Besides, periurban parks are essential components of Green Infrastructure – a new way to provide landscape connectivity and to preserve the territory and its ecosystem services. Periurban parks can adopt very different forms: they can be forests, rivers, green rings, agro-ecological spaces and re-naturalised landscapes. All located at the city doors!
But life in a city can be harsh; for periurban parks as well. They receive a lot of pressure: visitors overflow, unwanted city equipment, exotic species and vandalism. These are threats that managers have to deal with, while trying to protect biodiversity.
Today, with over 80% of the European population living in urban and suburban areas, the conservation of this natural non-urbanized areas on the outskirts of cities urges to be addressed.
We are close to cities
In the tutorial We are close to cities at EUROPARC Conference 2016, we will exchange good practices, ideas, thoughts and learn from Periurban parks with a long experience in this matter!
In the tutorial we will showcase:
- The Collserola Natural Park, a well-preserved 8,000-hectare forest located at the heart of the Barcelona metropolitan area. Protected since 1987, Collserola is a much-loved place, an immensely valuable natural area for the huge population that lives around.
- The Parco Nord and Parco agricolo Sud Milano, the two main natural areas composing the greenbelt of Milan city. The Parco Nord is a re-naturalised greenspace, built from scratch 40 years ago. It is today’s green place for Milano citizens. The Parco agricolo Sud Milano is a vast agro-ecological space, which combines productive activity with the ever higher social demand of open space.

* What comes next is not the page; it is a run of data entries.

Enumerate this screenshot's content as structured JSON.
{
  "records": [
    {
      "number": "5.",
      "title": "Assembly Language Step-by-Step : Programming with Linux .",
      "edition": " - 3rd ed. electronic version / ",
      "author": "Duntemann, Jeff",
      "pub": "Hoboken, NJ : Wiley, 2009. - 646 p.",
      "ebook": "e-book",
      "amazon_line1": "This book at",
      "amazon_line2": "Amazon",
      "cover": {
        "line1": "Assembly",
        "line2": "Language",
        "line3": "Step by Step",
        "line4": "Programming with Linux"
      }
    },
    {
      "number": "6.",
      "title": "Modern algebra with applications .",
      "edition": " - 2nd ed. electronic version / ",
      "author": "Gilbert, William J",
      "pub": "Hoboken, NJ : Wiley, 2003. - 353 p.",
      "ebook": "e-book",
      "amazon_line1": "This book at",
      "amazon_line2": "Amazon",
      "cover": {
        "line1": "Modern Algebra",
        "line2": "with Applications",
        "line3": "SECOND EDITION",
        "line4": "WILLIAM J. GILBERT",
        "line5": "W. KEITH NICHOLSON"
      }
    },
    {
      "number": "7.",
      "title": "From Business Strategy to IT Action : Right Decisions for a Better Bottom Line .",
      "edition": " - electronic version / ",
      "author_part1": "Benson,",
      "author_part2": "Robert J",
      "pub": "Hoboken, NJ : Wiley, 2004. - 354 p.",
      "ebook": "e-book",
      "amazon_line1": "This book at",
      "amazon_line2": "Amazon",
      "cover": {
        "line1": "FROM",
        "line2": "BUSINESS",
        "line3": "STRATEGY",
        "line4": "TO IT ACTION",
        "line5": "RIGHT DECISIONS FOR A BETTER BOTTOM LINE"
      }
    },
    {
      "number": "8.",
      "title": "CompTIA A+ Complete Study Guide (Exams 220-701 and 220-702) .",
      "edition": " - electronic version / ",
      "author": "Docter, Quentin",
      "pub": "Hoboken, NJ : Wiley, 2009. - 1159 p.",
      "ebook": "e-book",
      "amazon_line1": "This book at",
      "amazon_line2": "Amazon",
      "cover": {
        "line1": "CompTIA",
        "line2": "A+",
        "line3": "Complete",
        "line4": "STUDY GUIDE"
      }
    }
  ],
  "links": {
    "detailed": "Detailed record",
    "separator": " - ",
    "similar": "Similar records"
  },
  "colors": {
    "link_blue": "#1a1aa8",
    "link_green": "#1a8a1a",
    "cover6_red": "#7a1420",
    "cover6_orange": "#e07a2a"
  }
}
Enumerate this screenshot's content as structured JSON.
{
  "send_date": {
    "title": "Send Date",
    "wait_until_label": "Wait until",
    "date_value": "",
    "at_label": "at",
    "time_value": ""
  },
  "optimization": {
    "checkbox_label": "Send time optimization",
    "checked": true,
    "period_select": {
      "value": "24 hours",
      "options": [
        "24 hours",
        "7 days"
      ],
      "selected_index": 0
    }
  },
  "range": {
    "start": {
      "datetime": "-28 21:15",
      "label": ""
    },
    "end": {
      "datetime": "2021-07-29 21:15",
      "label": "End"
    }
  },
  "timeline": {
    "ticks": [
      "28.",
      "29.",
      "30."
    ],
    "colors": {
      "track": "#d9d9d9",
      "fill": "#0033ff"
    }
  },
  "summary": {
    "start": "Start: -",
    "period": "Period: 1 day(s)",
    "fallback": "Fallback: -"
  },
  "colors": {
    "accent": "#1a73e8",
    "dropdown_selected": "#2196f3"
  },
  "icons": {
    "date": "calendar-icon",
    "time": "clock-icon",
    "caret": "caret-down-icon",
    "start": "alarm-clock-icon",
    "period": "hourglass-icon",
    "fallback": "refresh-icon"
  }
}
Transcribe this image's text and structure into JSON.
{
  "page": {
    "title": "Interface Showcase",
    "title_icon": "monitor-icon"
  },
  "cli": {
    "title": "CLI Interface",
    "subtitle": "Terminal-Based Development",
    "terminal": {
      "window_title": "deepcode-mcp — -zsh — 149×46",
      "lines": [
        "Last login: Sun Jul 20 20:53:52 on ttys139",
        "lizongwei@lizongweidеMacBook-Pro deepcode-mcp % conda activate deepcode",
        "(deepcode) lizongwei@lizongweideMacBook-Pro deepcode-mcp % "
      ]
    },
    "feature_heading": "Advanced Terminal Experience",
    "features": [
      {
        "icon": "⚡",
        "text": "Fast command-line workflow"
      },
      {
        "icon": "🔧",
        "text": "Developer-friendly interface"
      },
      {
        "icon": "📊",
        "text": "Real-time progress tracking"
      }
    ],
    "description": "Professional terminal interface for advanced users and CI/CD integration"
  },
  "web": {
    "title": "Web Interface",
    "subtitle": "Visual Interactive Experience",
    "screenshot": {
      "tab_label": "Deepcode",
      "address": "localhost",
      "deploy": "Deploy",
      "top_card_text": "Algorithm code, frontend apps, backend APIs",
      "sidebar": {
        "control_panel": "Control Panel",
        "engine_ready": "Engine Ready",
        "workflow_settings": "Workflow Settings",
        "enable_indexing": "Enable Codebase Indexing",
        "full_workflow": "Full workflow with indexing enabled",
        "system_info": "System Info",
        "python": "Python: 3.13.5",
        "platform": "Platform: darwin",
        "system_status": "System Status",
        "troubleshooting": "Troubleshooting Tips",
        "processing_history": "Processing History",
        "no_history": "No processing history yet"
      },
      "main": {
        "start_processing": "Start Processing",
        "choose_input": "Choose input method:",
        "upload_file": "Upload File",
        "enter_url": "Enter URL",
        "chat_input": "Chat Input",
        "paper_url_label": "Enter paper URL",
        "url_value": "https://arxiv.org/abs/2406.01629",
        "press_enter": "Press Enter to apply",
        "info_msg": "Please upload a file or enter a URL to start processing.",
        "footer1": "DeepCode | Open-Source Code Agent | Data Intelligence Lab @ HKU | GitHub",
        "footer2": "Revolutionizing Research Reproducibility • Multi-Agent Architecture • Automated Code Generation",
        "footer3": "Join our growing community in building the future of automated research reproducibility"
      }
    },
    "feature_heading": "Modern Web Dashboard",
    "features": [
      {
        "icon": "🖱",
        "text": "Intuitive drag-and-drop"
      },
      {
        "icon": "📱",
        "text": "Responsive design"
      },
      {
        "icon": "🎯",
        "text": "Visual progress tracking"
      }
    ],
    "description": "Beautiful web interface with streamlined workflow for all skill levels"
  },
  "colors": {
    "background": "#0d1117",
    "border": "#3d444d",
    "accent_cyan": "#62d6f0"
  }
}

FEDENATUR – the European Federation of Natural and Rural Metropolitan and Periurban Spaces – now forms part of the EUROPARC family! If you want to know more about Periurban Parks, visit the website www.fedenatur.org.